1861 — Paul Broca performed an autopsy on a person who had been aphasic and who had died the previous day. Broca found a lesion originating in the third frontal convolution of the left hemisphere, an area now named for Broca and known to be associated with language functions in most people.

1877 — Charles S. Peirce was elected to the National Academy of Sciences. He was the first psychologist so honored.

1893 — Edward Robinson was born. Robinson was a functionalist whose work on retroactive interference and transfer of learning was well-known.

1901 — James McKeen Cattell became the second psychologist elected to the National Academy of Sciences.

1904 — Zygmunt A. Piotrowski was born. Piotrowski wrote on many topics but is best known for his research on the Rorschach Test. He studied its use in assessing patients with schizophrenia and devised the approach to the Rorschach known as perceptanalysis. APA Distinguished Professional Contribution Award, 1980.

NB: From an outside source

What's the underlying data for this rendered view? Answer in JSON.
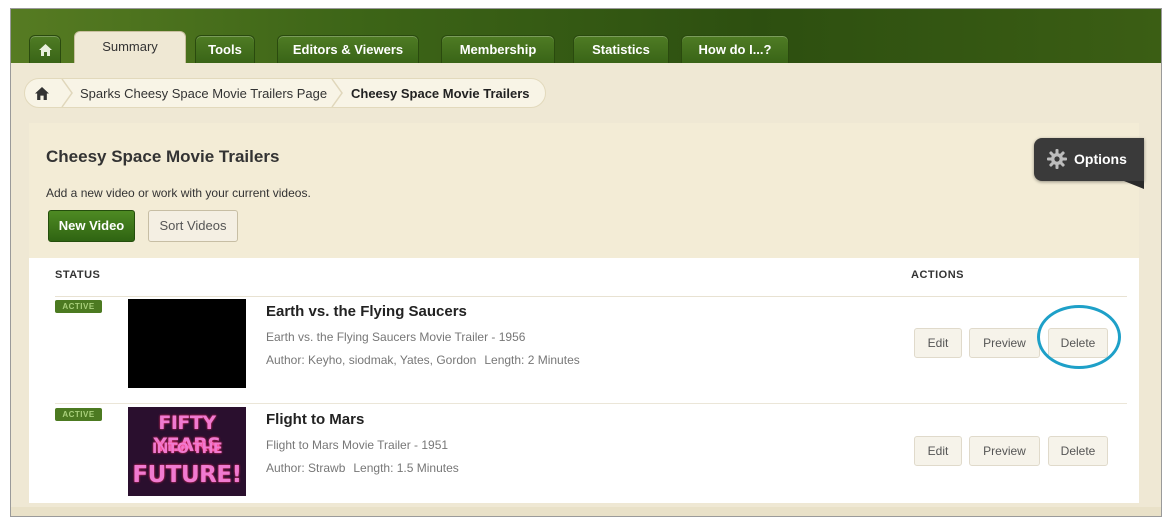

1904 — The first Congress of Experimental Psychology began in Giessen, Germany. It was attended by 85 psychologists, including Georg E. Müller, Oswald Külpe, Hermann Ebbinghaus, Narziss K. Ach. Charles Spearman later reported that the "spiritualism and 'occult' phenomena" and "contention as to the primary method of psychological research" of earlier congresses had been "wholly replaced by simple exposition of observed facts and explanatory theories."

1917 — Edward L. Thorndike became the fifth psychologist elected to the National Academy of Sciences.

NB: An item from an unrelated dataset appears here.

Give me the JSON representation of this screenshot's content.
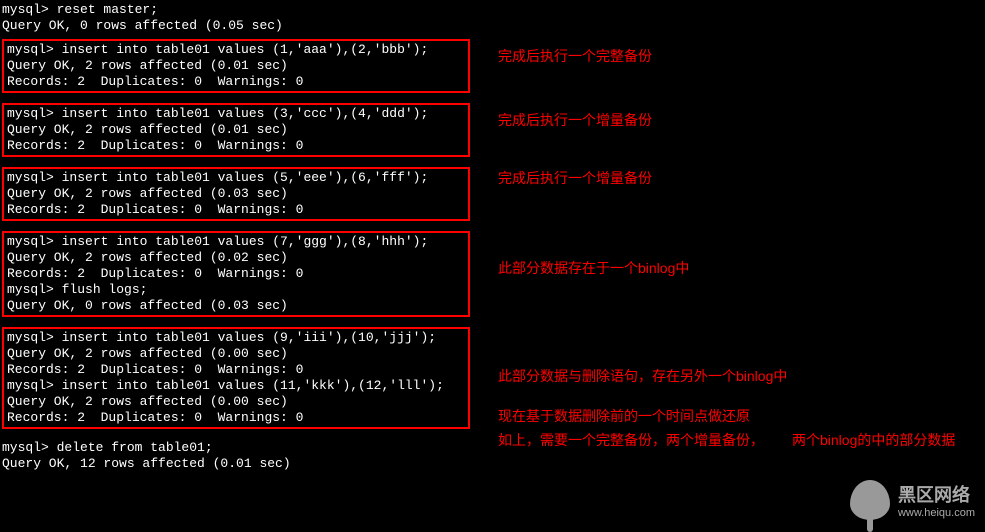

1917 — Sigmund Koch was born. Koch produced studies of motivation and learning and is best known for his editorship of the comprehensive APA series of books, Psychology: A Study of a Science (1959-1963).

1956 — Governor Averell Harriman of New York signed that state's original psychologist certification legislation. New York psychologists had proposed legislation for more than 10 years before successfully overcoming objections and winning passage of this law.

1961 — The psychologist certification law of the state of Colorado was enacted. The law became effective on July 1, 1961. Colorado was the 17th state or province to enact regulatory legislation.

1972 — The APA Monitor reported an emergency ruling by Federal District Court Judge Frank M. Johnson, Jr., in Wyatt v. Stickney. The case was brought on behalf of people with mental retardation in two Alabama institutions when staff cuts resulted in intolerable conditions. The judge ordered improvements while the case was being heard, and psychologist Raymond D. Fowler supervised the improvements.

1972 — The APA Monitor reported that APA Division 12 (Clinical Psychology) dropped its division membership requirement of completion of an APA-approved clinical internship.

1977 — The APA published a trial issue of Psychology magazine. The magazine was designed to appeal to "the educated lay public," but the APA Council of Representatives decided later in 1977 not to go ahead with production of the magazine.

1978 — Governor Milton J. Shapp of Pennsylvania signed his state's "freedom of choice" law, providing health insurance reimbursement for the services of a psychologist. The law, passed by the legislature 3 days earlier, removed any requirement of supervision by a medical doctor.